One of the missions for the Naval Undersea Warfare Center (NUWC) Division Keyport is to help industry and the federal government meet the needs of the Active Duty US Navy particularly for undersea systems. One of the important facets of accomplishing this mission is evaluating the capability and suitability of various marine systems as they are being acquired by the Federal government. While many tests can be conducted within the laboratory, ultimately many systems must be tested within their operational environment which often leads to live testing conducted within controlled spaces of the USA’s waters. In particular, NUWC Division Keyport has cognizance over the primary test and evaluation ranges for underwater systems. In this talk, three facets of underwater testing are going to be explored to provide context, some of the challenges and even some of the current solutions to these challenges when trying to measure the capability of specific underwater systems before they might be used by the US Navy. These three facets involve the use of portable instrumentation to create a “range” for monitoring a swarm of Unmanned Underwater Vehicles, development of algorithms for detecting significant underwater acoustic signals and finally, the creation of a testbed for exploring how to test autonomous systems.

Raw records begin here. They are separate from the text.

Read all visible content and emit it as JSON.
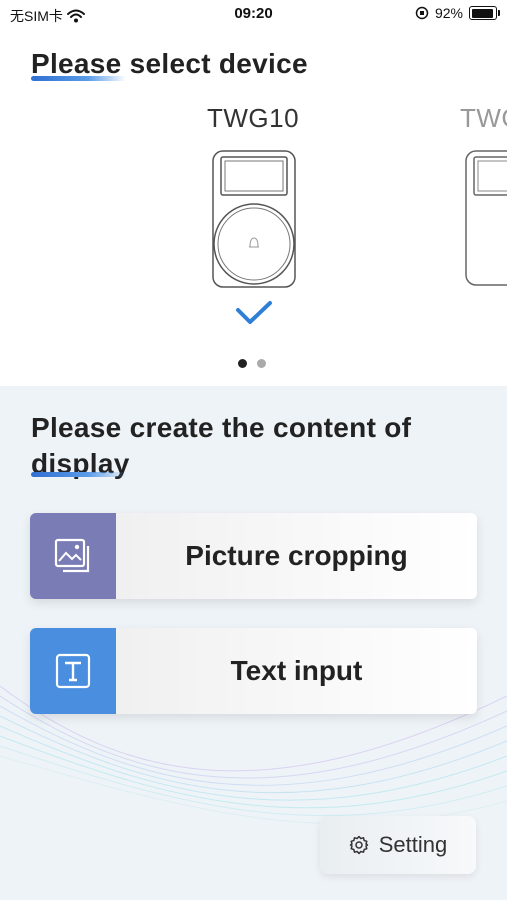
{
  "status": {
    "carrier": "无SIM卡",
    "time": "09:20",
    "battery": "92%",
    "battery_level": 0.92
  },
  "select_section": {
    "title": "Please select device"
  },
  "devices": [
    {
      "name": "TWG10",
      "selected": true
    },
    {
      "name": "TWG",
      "selected": false
    }
  ],
  "pager": {
    "total": 2,
    "active": 0
  },
  "create_section": {
    "title_line1": "Please create the content of",
    "title_line2": "display"
  },
  "actions": {
    "picture_cropping": "Picture cropping",
    "text_input": "Text input",
    "setting": "Setting"
  },
  "colors": {
    "accent": "#2f7fd6",
    "picture_icon_bg": "#7a7cb5",
    "text_icon_bg": "#4a8ee0",
    "lower_bg": "#eef3f7"
  },
  "icons": {
    "picture": "picture-icon",
    "text": "text-icon",
    "setting": "gear-icon",
    "check": "checkmark-icon"
  }
}
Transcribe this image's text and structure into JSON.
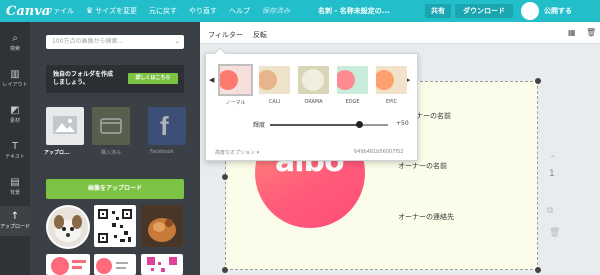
{
  "topbar": {
    "logo": "Canva",
    "menu": [
      "ファイル",
      "サイズを変更",
      "元に戻す",
      "やり直す",
      "ヘルプ",
      "保存済み"
    ],
    "doc_name": "名刺 - 名称未設定の...",
    "share_label": "共有",
    "download_label": "ダウンロード",
    "publish_label": "公開する"
  },
  "leftnav": {
    "items": [
      {
        "label": "検索",
        "icon": "search-icon"
      },
      {
        "label": "レイアウト",
        "icon": "layout-icon"
      },
      {
        "label": "素材",
        "icon": "elements-icon"
      },
      {
        "label": "テキスト",
        "icon": "text-icon"
      },
      {
        "label": "背景",
        "icon": "background-icon"
      },
      {
        "label": "アップロード",
        "icon": "upload-icon"
      }
    ]
  },
  "panel": {
    "search_placeholder": "100万点の画像から検索...",
    "promo_text_1": "独自のフォルダを作成",
    "promo_text_2": "しましょう。",
    "promo_button": "詳しくはこちら",
    "tiles": [
      "アップロ...",
      "購入済み",
      "Facebook"
    ],
    "upload_button": "画像をアップロード"
  },
  "filterbar": {
    "filter_label": "フィルター",
    "flip_label": "反転"
  },
  "filter_popup": {
    "filters": [
      {
        "label": "ノーマル",
        "color": "#f3c9c4"
      },
      {
        "label": "CALI",
        "color": "#e8dcc0"
      },
      {
        "label": "DRAMA",
        "color": "#d7d3b4"
      },
      {
        "label": "EDGE",
        "color": "#c7ead9"
      },
      {
        "label": "EPIC",
        "color": "#f0dcc2"
      }
    ],
    "blur_label": "輝度",
    "blur_value": "+50",
    "blur_level_percent": 75,
    "advanced_label": "高度なオプション",
    "hex_code": "649b481b56007f52"
  },
  "canvas": {
    "logo_text": "aibo",
    "owner_name": "オーナーの名前",
    "owner_name_2": "オーナーの名前",
    "owner_contact": "オーナーの連絡先",
    "page_number": "1"
  },
  "colors": {
    "brand": "#22bfcb",
    "upload_green": "#7cc243",
    "circle_pink": "#ff5a7a"
  }
}
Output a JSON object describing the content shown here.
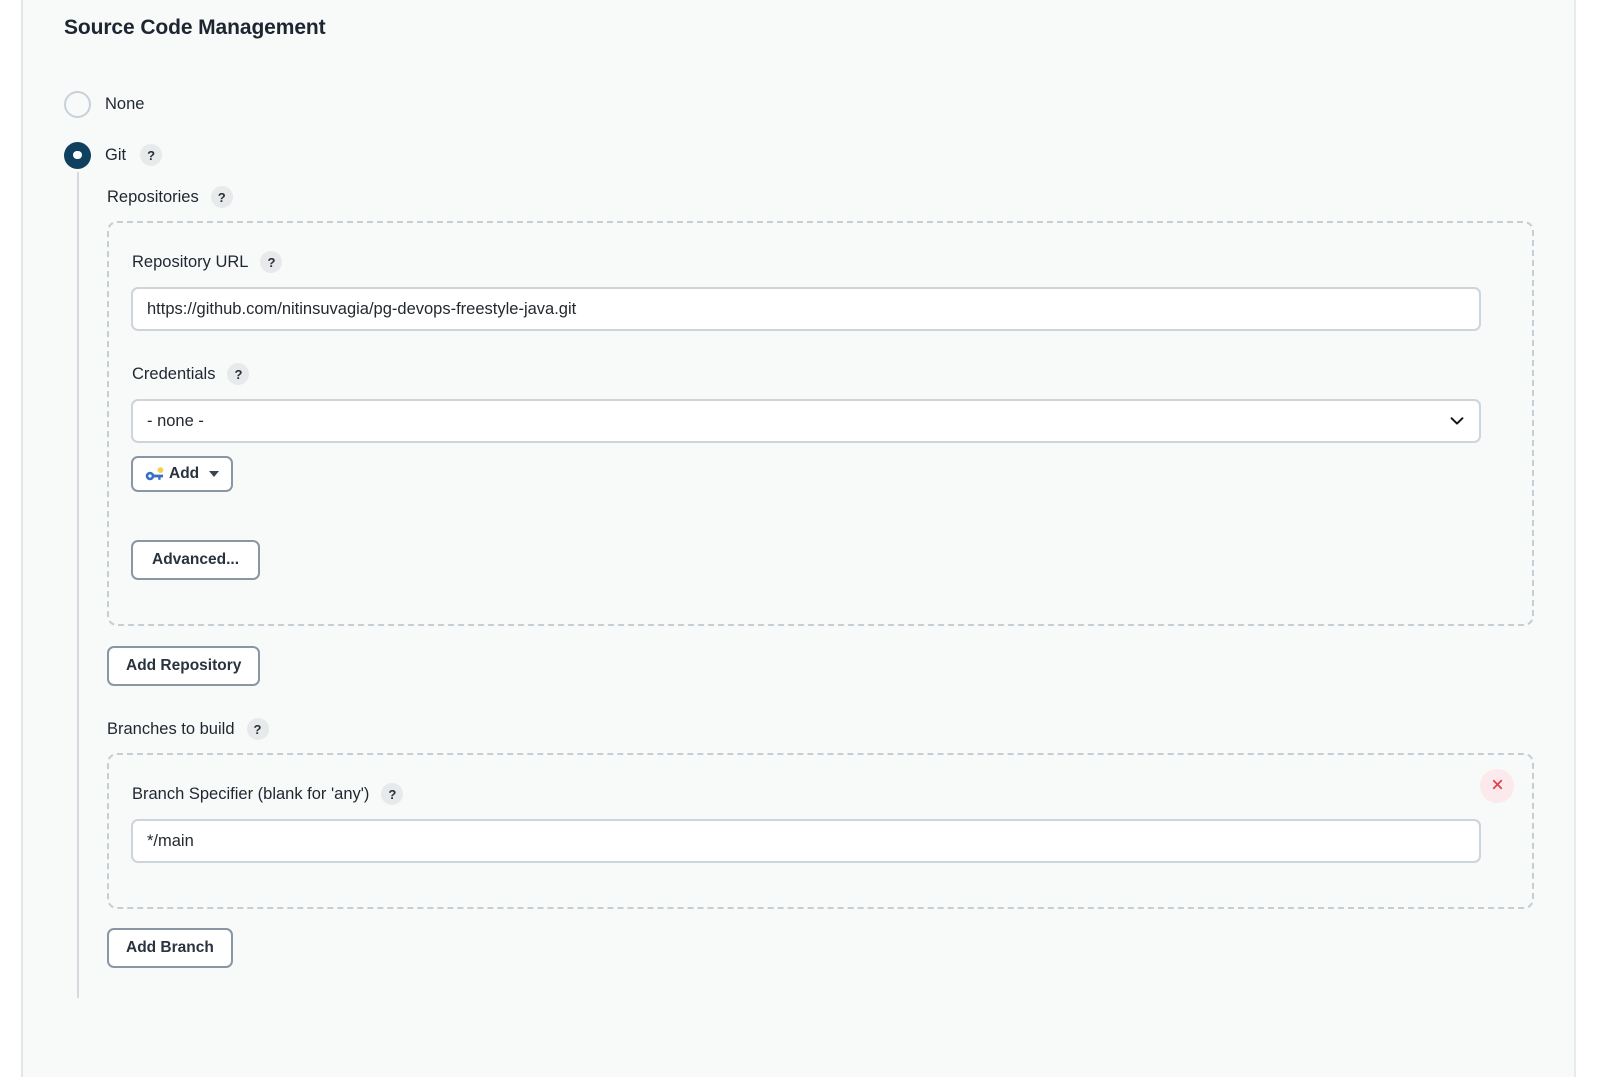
{
  "section": {
    "title": "Source Code Management"
  },
  "scm_options": [
    {
      "label": "None",
      "selected": false,
      "help": false
    },
    {
      "label": "Git",
      "selected": true,
      "help": true
    }
  ],
  "help_glyph": "?",
  "git": {
    "repositories": {
      "label": "Repositories",
      "repository_url": {
        "label": "Repository URL",
        "value": "https://github.com/nitinsuvagia/pg-devops-freestyle-java.git",
        "placeholder": ""
      },
      "credentials": {
        "label": "Credentials",
        "selected": "- none -",
        "options": [
          "- none -"
        ],
        "add_button": "Add",
        "add_icon": "key-icon"
      },
      "advanced_button": "Advanced...",
      "add_repository_button": "Add Repository"
    },
    "branches": {
      "label": "Branches to build",
      "branch_specifier": {
        "label": "Branch Specifier (blank for 'any')",
        "value": "*/main",
        "placeholder": ""
      },
      "delete_button_icon": "close-icon",
      "add_branch_button": "Add Branch"
    }
  },
  "colors": {
    "accent": "#10405f",
    "page_background": "#f8f9f9",
    "input_border": "#ccd5dc",
    "dashed_border": "#c6ced5",
    "danger": "#e0424f",
    "danger_background": "#fbe9ec",
    "key_icon_blue": "#3b6fc4",
    "key_icon_yellow": "#f5d04e"
  }
}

Dr. Martin Renken earned a Bachelor’s of Science in Electrical Engineering from Valparaiso University in 1991. He followed this by working as a part-time graduate cooperative education student at the National Institute of Standards and Technology in Boulder Colorado while working towards his Masters and PhD in Digital Signal Processing through the Electrical Engineering Department at the University of Colorado in Boulder. Throughout this time, Dr. Renken applied signal processing analysis techniques to materials characterization and non-destructive testing with ultrasonic waves. After a brief post-doctoral position at the University of Denver Research Institute, Dr. Renken joined NUWC Division Keyport as a research engineer. At this time, Dr. Renken is a NAVSEA Underwater Acoustic subject matter expert particularly with respect to the propagation of acoustic waves relevant to the potential impact of those waves on marine life. Dr. Renken is also a principle developer for future technology to be used for conducting underwater and surface test and evaluation of US Navy systems. In this latter role, Dr. Renken has begun exploring autonomous systems and the testing of autonomous systems and is vitally interested in this topic and the topics of autonomous perception particularly applied to underwater systems.